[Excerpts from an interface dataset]
_ _ _
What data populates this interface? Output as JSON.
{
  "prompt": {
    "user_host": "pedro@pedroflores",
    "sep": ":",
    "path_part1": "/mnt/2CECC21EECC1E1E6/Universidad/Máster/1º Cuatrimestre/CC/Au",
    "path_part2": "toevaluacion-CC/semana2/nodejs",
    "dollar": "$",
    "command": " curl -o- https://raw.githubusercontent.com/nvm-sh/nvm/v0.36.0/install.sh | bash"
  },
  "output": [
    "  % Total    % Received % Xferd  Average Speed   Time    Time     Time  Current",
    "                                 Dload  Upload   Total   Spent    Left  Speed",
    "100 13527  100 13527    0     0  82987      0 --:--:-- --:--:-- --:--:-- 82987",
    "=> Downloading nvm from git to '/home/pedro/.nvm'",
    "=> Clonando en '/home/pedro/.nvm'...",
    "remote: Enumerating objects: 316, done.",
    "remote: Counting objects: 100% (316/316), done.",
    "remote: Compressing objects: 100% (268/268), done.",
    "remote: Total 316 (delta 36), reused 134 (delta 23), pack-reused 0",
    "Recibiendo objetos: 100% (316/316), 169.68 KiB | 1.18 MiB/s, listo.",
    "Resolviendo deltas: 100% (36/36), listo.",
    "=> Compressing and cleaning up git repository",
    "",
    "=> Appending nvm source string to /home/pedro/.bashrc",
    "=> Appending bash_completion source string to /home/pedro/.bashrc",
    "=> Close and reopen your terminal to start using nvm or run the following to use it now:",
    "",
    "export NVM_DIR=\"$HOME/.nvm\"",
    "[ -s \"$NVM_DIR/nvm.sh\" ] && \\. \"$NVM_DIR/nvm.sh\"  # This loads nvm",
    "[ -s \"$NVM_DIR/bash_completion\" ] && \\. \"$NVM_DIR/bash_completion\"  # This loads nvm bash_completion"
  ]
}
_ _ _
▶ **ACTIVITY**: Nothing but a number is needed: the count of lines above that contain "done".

▶ **RESPONSE BELOW**: 3